Back in New York, Large Mayor Bill de Blasio has expanded the government employee vaccine mandate to include all public employees (meaning cops too), and the biggest police union is going to sue him.

To be fair to the Associated Press, while they may have done the local blog about the New Zealand cop rating toys, they also published this expose today, titled “Tiny wrists in cuffs: How police use force against children.” Also, this story is about U.S. cops, not New Zealanders. For all I know the Kiwi cops just do cute toy rating calls (kinda doubt it). Meanwhile, U.S. cops do stuff like this:

Royal Smart remembers every detail: the feeling of the handcuffs on his wrists. The panic as he was led outside into the cold March darkness, arms raised, to face a wall of police officers pointing their guns.

He was 8 years old.


Children like Royal were not the focus after George Floyd was killed by police in 2020, prompting a debate on the disproportionate use of force by law enforcement, especially on adults of color. But in case after case, an Associated Press investigation found kids as young as 6 have been treated harshly by officers — handcuffed, felled by stun guns, pinned to the ground. Departments nationwide have few or no guardrails to prevent such incidents.

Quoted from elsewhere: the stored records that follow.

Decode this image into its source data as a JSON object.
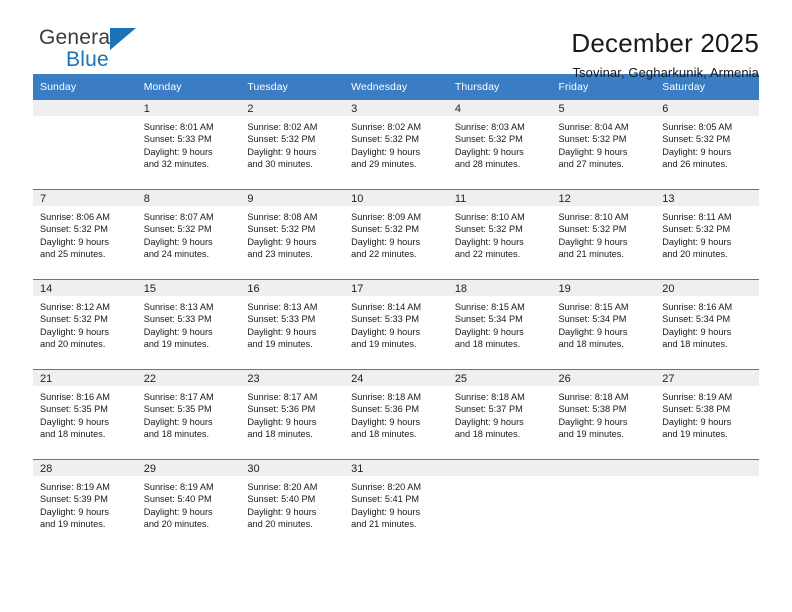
{
  "brand": {
    "word_one": "General",
    "word_two": "Blue",
    "triangle_color": "#1a72b8"
  },
  "header": {
    "title": "December 2025",
    "subtitle": "Tsovinar, Gegharkunik, Armenia",
    "header_bg": "#3b7dc4"
  },
  "calendar": {
    "weekdays": [
      "Sunday",
      "Monday",
      "Tuesday",
      "Wednesday",
      "Thursday",
      "Friday",
      "Saturday"
    ],
    "weeks": [
      [
        {
          "day": "",
          "sunrise": "",
          "sunset": "",
          "daylight_1": "",
          "daylight_2": ""
        },
        {
          "day": "1",
          "sunrise": "Sunrise: 8:01 AM",
          "sunset": "Sunset: 5:33 PM",
          "daylight_1": "Daylight: 9 hours",
          "daylight_2": "and 32 minutes."
        },
        {
          "day": "2",
          "sunrise": "Sunrise: 8:02 AM",
          "sunset": "Sunset: 5:32 PM",
          "daylight_1": "Daylight: 9 hours",
          "daylight_2": "and 30 minutes."
        },
        {
          "day": "3",
          "sunrise": "Sunrise: 8:02 AM",
          "sunset": "Sunset: 5:32 PM",
          "daylight_1": "Daylight: 9 hours",
          "daylight_2": "and 29 minutes."
        },
        {
          "day": "4",
          "sunrise": "Sunrise: 8:03 AM",
          "sunset": "Sunset: 5:32 PM",
          "daylight_1": "Daylight: 9 hours",
          "daylight_2": "and 28 minutes."
        },
        {
          "day": "5",
          "sunrise": "Sunrise: 8:04 AM",
          "sunset": "Sunset: 5:32 PM",
          "daylight_1": "Daylight: 9 hours",
          "daylight_2": "and 27 minutes."
        },
        {
          "day": "6",
          "sunrise": "Sunrise: 8:05 AM",
          "sunset": "Sunset: 5:32 PM",
          "daylight_1": "Daylight: 9 hours",
          "daylight_2": "and 26 minutes."
        }
      ],
      [
        {
          "day": "7",
          "sunrise": "Sunrise: 8:06 AM",
          "sunset": "Sunset: 5:32 PM",
          "daylight_1": "Daylight: 9 hours",
          "daylight_2": "and 25 minutes."
        },
        {
          "day": "8",
          "sunrise": "Sunrise: 8:07 AM",
          "sunset": "Sunset: 5:32 PM",
          "daylight_1": "Daylight: 9 hours",
          "daylight_2": "and 24 minutes."
        },
        {
          "day": "9",
          "sunrise": "Sunrise: 8:08 AM",
          "sunset": "Sunset: 5:32 PM",
          "daylight_1": "Daylight: 9 hours",
          "daylight_2": "and 23 minutes."
        },
        {
          "day": "10",
          "sunrise": "Sunrise: 8:09 AM",
          "sunset": "Sunset: 5:32 PM",
          "daylight_1": "Daylight: 9 hours",
          "daylight_2": "and 22 minutes."
        },
        {
          "day": "11",
          "sunrise": "Sunrise: 8:10 AM",
          "sunset": "Sunset: 5:32 PM",
          "daylight_1": "Daylight: 9 hours",
          "daylight_2": "and 22 minutes."
        },
        {
          "day": "12",
          "sunrise": "Sunrise: 8:10 AM",
          "sunset": "Sunset: 5:32 PM",
          "daylight_1": "Daylight: 9 hours",
          "daylight_2": "and 21 minutes."
        },
        {
          "day": "13",
          "sunrise": "Sunrise: 8:11 AM",
          "sunset": "Sunset: 5:32 PM",
          "daylight_1": "Daylight: 9 hours",
          "daylight_2": "and 20 minutes."
        }
      ],
      [
        {
          "day": "14",
          "sunrise": "Sunrise: 8:12 AM",
          "sunset": "Sunset: 5:32 PM",
          "daylight_1": "Daylight: 9 hours",
          "daylight_2": "and 20 minutes."
        },
        {
          "day": "15",
          "sunrise": "Sunrise: 8:13 AM",
          "sunset": "Sunset: 5:33 PM",
          "daylight_1": "Daylight: 9 hours",
          "daylight_2": "and 19 minutes."
        },
        {
          "day": "16",
          "sunrise": "Sunrise: 8:13 AM",
          "sunset": "Sunset: 5:33 PM",
          "daylight_1": "Daylight: 9 hours",
          "daylight_2": "and 19 minutes."
        },
        {
          "day": "17",
          "sunrise": "Sunrise: 8:14 AM",
          "sunset": "Sunset: 5:33 PM",
          "daylight_1": "Daylight: 9 hours",
          "daylight_2": "and 19 minutes."
        },
        {
          "day": "18",
          "sunrise": "Sunrise: 8:15 AM",
          "sunset": "Sunset: 5:34 PM",
          "daylight_1": "Daylight: 9 hours",
          "daylight_2": "and 18 minutes."
        },
        {
          "day": "19",
          "sunrise": "Sunrise: 8:15 AM",
          "sunset": "Sunset: 5:34 PM",
          "daylight_1": "Daylight: 9 hours",
          "daylight_2": "and 18 minutes."
        },
        {
          "day": "20",
          "sunrise": "Sunrise: 8:16 AM",
          "sunset": "Sunset: 5:34 PM",
          "daylight_1": "Daylight: 9 hours",
          "daylight_2": "and 18 minutes."
        }
      ],
      [
        {
          "day": "21",
          "sunrise": "Sunrise: 8:16 AM",
          "sunset": "Sunset: 5:35 PM",
          "daylight_1": "Daylight: 9 hours",
          "daylight_2": "and 18 minutes."
        },
        {
          "day": "22",
          "sunrise": "Sunrise: 8:17 AM",
          "sunset": "Sunset: 5:35 PM",
          "daylight_1": "Daylight: 9 hours",
          "daylight_2": "and 18 minutes."
        },
        {
          "day": "23",
          "sunrise": "Sunrise: 8:17 AM",
          "sunset": "Sunset: 5:36 PM",
          "daylight_1": "Daylight: 9 hours",
          "daylight_2": "and 18 minutes."
        },
        {
          "day": "24",
          "sunrise": "Sunrise: 8:18 AM",
          "sunset": "Sunset: 5:36 PM",
          "daylight_1": "Daylight: 9 hours",
          "daylight_2": "and 18 minutes."
        },
        {
          "day": "25",
          "sunrise": "Sunrise: 8:18 AM",
          "sunset": "Sunset: 5:37 PM",
          "daylight_1": "Daylight: 9 hours",
          "daylight_2": "and 18 minutes."
        },
        {
          "day": "26",
          "sunrise": "Sunrise: 8:18 AM",
          "sunset": "Sunset: 5:38 PM",
          "daylight_1": "Daylight: 9 hours",
          "daylight_2": "and 19 minutes."
        },
        {
          "day": "27",
          "sunrise": "Sunrise: 8:19 AM",
          "sunset": "Sunset: 5:38 PM",
          "daylight_1": "Daylight: 9 hours",
          "daylight_2": "and 19 minutes."
        }
      ],
      [
        {
          "day": "28",
          "sunrise": "Sunrise: 8:19 AM",
          "sunset": "Sunset: 5:39 PM",
          "daylight_1": "Daylight: 9 hours",
          "daylight_2": "and 19 minutes."
        },
        {
          "day": "29",
          "sunrise": "Sunrise: 8:19 AM",
          "sunset": "Sunset: 5:40 PM",
          "daylight_1": "Daylight: 9 hours",
          "daylight_2": "and 20 minutes."
        },
        {
          "day": "30",
          "sunrise": "Sunrise: 8:20 AM",
          "sunset": "Sunset: 5:40 PM",
          "daylight_1": "Daylight: 9 hours",
          "daylight_2": "and 20 minutes."
        },
        {
          "day": "31",
          "sunrise": "Sunrise: 8:20 AM",
          "sunset": "Sunset: 5:41 PM",
          "daylight_1": "Daylight: 9 hours",
          "daylight_2": "and 21 minutes."
        },
        {
          "day": "",
          "sunrise": "",
          "sunset": "",
          "daylight_1": "",
          "daylight_2": ""
        },
        {
          "day": "",
          "sunrise": "",
          "sunset": "",
          "daylight_1": "",
          "daylight_2": ""
        },
        {
          "day": "",
          "sunrise": "",
          "sunset": "",
          "daylight_1": "",
          "daylight_2": ""
        }
      ]
    ]
  }
}
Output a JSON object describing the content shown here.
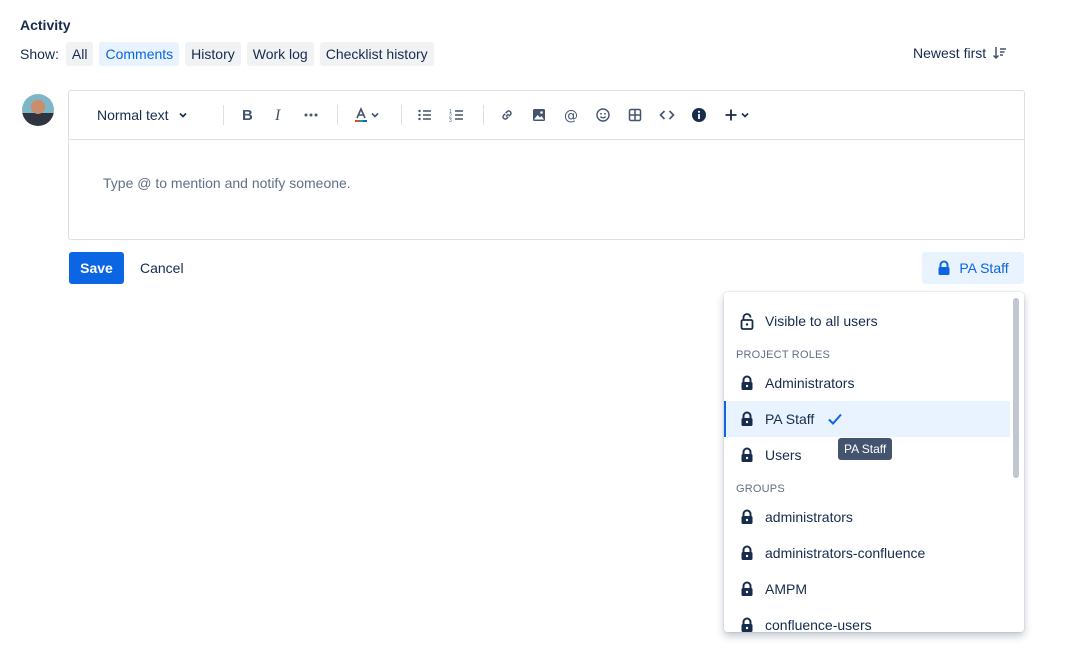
{
  "activity": {
    "title": "Activity",
    "show_label": "Show:",
    "filters": [
      "All",
      "Comments",
      "History",
      "Work log",
      "Checklist history"
    ],
    "active_filter": "Comments",
    "sort_label": "Newest first"
  },
  "editor": {
    "text_style": "Normal text",
    "placeholder": "Type @ to mention and notify someone.",
    "toolbar_icons": [
      "bold-icon",
      "italic-icon",
      "more-formatting-icon",
      "text-color-icon",
      "bullet-list-icon",
      "numbered-list-icon",
      "link-icon",
      "image-icon",
      "mention-icon",
      "emoji-icon",
      "table-icon",
      "code-icon",
      "info-panel-icon",
      "insert-plus-icon"
    ]
  },
  "actions": {
    "save_label": "Save",
    "cancel_label": "Cancel",
    "restriction_label": "PA Staff"
  },
  "visibility_dropdown": {
    "all_users_label": "Visible to all users",
    "project_roles_heading": "PROJECT ROLES",
    "roles": [
      "Administrators",
      "PA Staff",
      "Users"
    ],
    "selected_role": "PA Staff",
    "groups_heading": "GROUPS",
    "groups": [
      "administrators",
      "administrators-confluence",
      "AMPM",
      "confluence-users"
    ]
  },
  "tooltip": {
    "text": "PA Staff"
  },
  "colors": {
    "accent": "#0c66e4",
    "selected_bg": "#e9f2ff"
  }
}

What is there to say about all of this? I think right now the only thing these stories tell me is about the vast entitlement of law enforcement in this country. If you look at the sort of broad sides in the “culture war” these days you’ll find one side that loves cops and hates cliche things like the “millennials” and their “entitlement.” But time and time again, we see that the most baked-in culture of entitlement that our society has created is in the people to whom we have already given the most power. For years and years, cops have been given so much power with almost no oversight that they now feel entitled to operate outside of the bounds of normal people. It is legal for any private company to tell its employees that they must be vaccinated against a deadly virus in order to keep their job. These are the rules that basically everyone else abides by. But cops are entitled. Because of their role— ostensibly as public servants—they have come to believe that everything that is public belongs to them. They will park where they want and live where they want and get vaccinated or wear masks only if and when they want. They deploy the same unquestionable superiority to civilians who dare question their use of force—that there’s a war on, and you simply couldn’t begin to understand the challenges they face on the job. If a cop shoots at you they will arrest you for shooting back, even if they shot at you first from an unmarked white van while you were doing literally nothing.

I don’t really know how else to explain it. Their job largely revolves around literal participation trophies. If you point any of this out they will probably shove you off a train. We’ll see what they try next week!